By Adina Moloman
Sources: Industry Week, Stratfor, Agence France-Presse, 2015
Mexico’s Congress approved last year a landmark energy reform that allows foreign companies to manufacture in Mexico competing in the country’s energy sector on equal footing with Pemex for blocks in many of Mexico’s present and future auctions. Pemex, the government’s Mexico Corporation was the only company allowed to explore and produce oil in the country.
The Mexican government prepared last year a first round for the opening of the oil sector, which has attracted many transnational corporations from the energy sector to enter to an auction despite falling crude prices. The government announced that it would auction off 14 shallow-water blocks in the Gulf of Mexico. The institution in charged of the production-sharing contracts, profit-sharing contracts and direct licenses for the 14 new offshore exploration blocks is the National Hydrocarbons Commission.
The government is estimating an investment of US$1 billion per every new offshore exploration block with a combined production of more than 80,000 barrels per day.
According to government officials, 46 oil companies have announced their intention to participate to the bidding action but only 23 oil companies are being vetted to see if they qualify for the auction.

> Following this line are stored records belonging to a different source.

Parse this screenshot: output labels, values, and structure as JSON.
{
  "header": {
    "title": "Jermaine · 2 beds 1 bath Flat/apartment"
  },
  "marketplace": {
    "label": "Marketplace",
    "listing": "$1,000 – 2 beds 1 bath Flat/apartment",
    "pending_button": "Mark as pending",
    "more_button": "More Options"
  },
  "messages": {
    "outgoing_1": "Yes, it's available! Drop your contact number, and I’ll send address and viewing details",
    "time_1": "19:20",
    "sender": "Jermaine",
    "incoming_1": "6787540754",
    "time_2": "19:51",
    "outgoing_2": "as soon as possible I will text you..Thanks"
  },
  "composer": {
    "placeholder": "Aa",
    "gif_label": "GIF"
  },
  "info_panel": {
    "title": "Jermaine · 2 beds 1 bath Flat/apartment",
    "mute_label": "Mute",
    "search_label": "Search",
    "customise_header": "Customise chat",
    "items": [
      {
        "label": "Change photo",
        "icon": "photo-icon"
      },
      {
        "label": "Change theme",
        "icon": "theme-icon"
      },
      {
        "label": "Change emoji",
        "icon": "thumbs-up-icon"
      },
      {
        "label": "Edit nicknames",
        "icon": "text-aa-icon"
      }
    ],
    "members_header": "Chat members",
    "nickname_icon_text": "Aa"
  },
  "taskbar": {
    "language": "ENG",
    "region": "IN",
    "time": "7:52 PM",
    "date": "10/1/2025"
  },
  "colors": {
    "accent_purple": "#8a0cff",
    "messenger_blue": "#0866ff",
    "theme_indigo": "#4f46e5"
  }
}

Those companies had the access to seismic, geological and other data from January 15, 2015. Bidding for the offshore exploration blocks will end on July 15, 2015, and the winners will be announced in short time.
So far at least two energy transnational corporations are pre qualified on the first round, Chevron and Shell.
PEMEX can bid on the offshore exploration blocks like any other oil company.
To strengthen its position Pemex signed agreements to cooperate in oil and natural gas exploration with two giant oil companies, ExxonMobil and Petronas. Another thing is that oil companies can attempt to joint ventures agreements for a given block.
Shortly after the first round auction is complete, it will hold subsequent auctions for unclaimed deep-water offshore blocks, unconventional natural gas blocks and onshore heavy oil blocks. This will allow for a number of international oil companies to begin significant exploration across Mexico’s energy sector by 2016